Robynn Tolbert said...

You could just call it a good book and people will muddle it out on their own. *grin*

Kat Heckenbach said...

Hehe--good idea, Robynn :).

Jeff Chapman said...

Kat, Kat, Kat. You did it all backwards. You're supposed to write books that fit into one of the predefined marketing pigeon holes. Oh well, at least you're in good company. Moby Dick and Ulysses did not fit into any pigeon holes either.

I'm working on that novella project, by the way. I'll catch up with you next week on my progress.

Kat Heckenbach said...

Aha! And he comes out of hiding.... :D

Malcolm R. Campbell said...

I've run into problems with the Y/A classification. Traditionally, it was restricted to books without profanity, erotic scenes, overly gory scenes, etc. I wrote my first novel within those guidelines. But now, Y/A has turned gritty and, perhaps, more over-the-edge than some adult novels.

So, there I was with a teenaged protagonist in a TRADITIONAL Y/A type book that doesn't fit with Y/A from the perspective of today's teens.

I see similarities with your issue here, and I wish I could say there was an easy way of resolving it. A bit of consistency across the board would help. As is, I finally scrapped the age classification and now simply call it Fiction / Fantasy / Contemporary.


Kat Heckenbach said...

What you say is so true, Malcolm. YA/teen fiction has gotten really gritty. I don't have an issue with that (most of the time) except for the fact that it's making it harder to classify "teen" fiction that isn't romantic or dystopian. My novel definitely has some dark elements, but it's not filled with profanity or sex.
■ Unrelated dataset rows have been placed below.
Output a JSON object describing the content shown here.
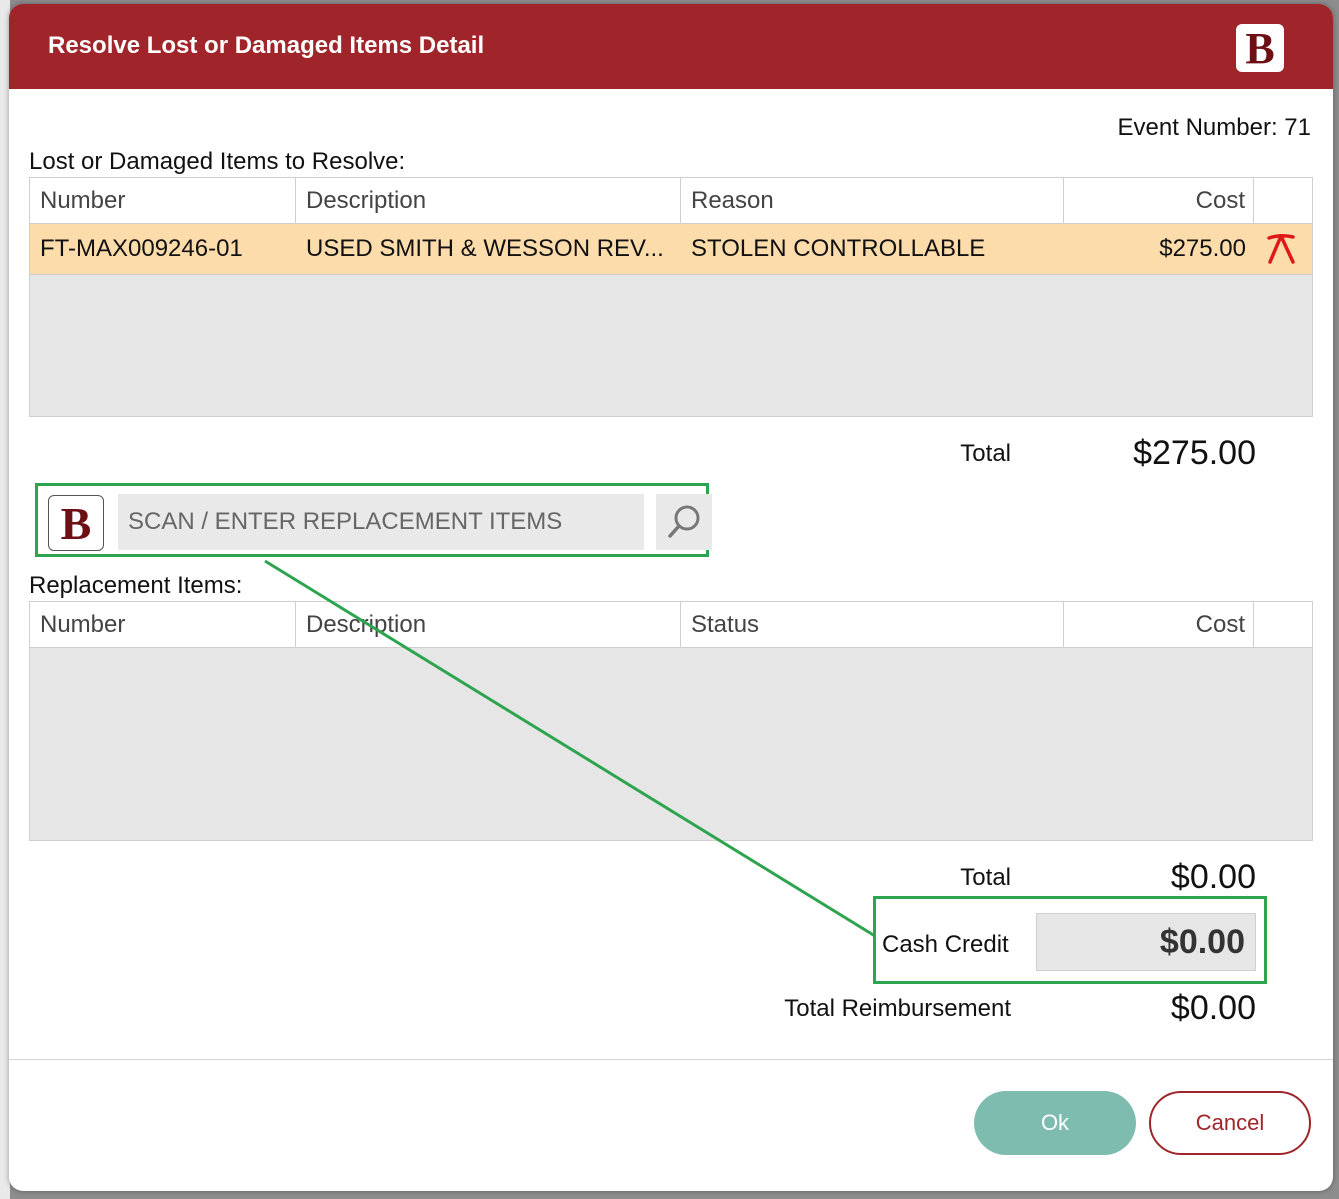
{
  "dialog": {
    "title": "Resolve Lost or Damaged Items Detail",
    "logo_letter": "B",
    "event_label": "Event Number:",
    "event_number": "71"
  },
  "lost_items": {
    "label": "Lost or Damaged Items to Resolve:",
    "columns": [
      "Number",
      "Description",
      "Reason",
      "Cost"
    ],
    "rows": [
      {
        "number": "FT-MAX009246-01",
        "description": "USED SMITH & WESSON REV...",
        "reason": "STOLEN CONTROLLABLE",
        "cost": "$275.00",
        "remove_icon": "remove-x-icon"
      }
    ],
    "total_label": "Total",
    "total_value": "$275.00"
  },
  "scan": {
    "placeholder": "SCAN / ENTER REPLACEMENT ITEMS",
    "search_icon": "search-icon"
  },
  "replacement_items": {
    "label": "Replacement Items:",
    "columns": [
      "Number",
      "Description",
      "Status",
      "Cost"
    ],
    "rows": [],
    "total_label": "Total",
    "total_value": "$0.00"
  },
  "cash_credit": {
    "label": "Cash Credit",
    "value": "$0.00"
  },
  "reimbursement": {
    "label": "Total Reimbursement",
    "value": "$0.00"
  },
  "buttons": {
    "ok": "Ok",
    "cancel": "Cancel"
  },
  "colors": {
    "header": "#a0252a",
    "selected_row": "#fddcac",
    "highlight_box": "#2ea44f",
    "ok_button": "#7fbcb0"
  }
}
I'm essentially telling people when I talk about my book that it's "labelled" MG, but it's really for ages 12 to 120 :).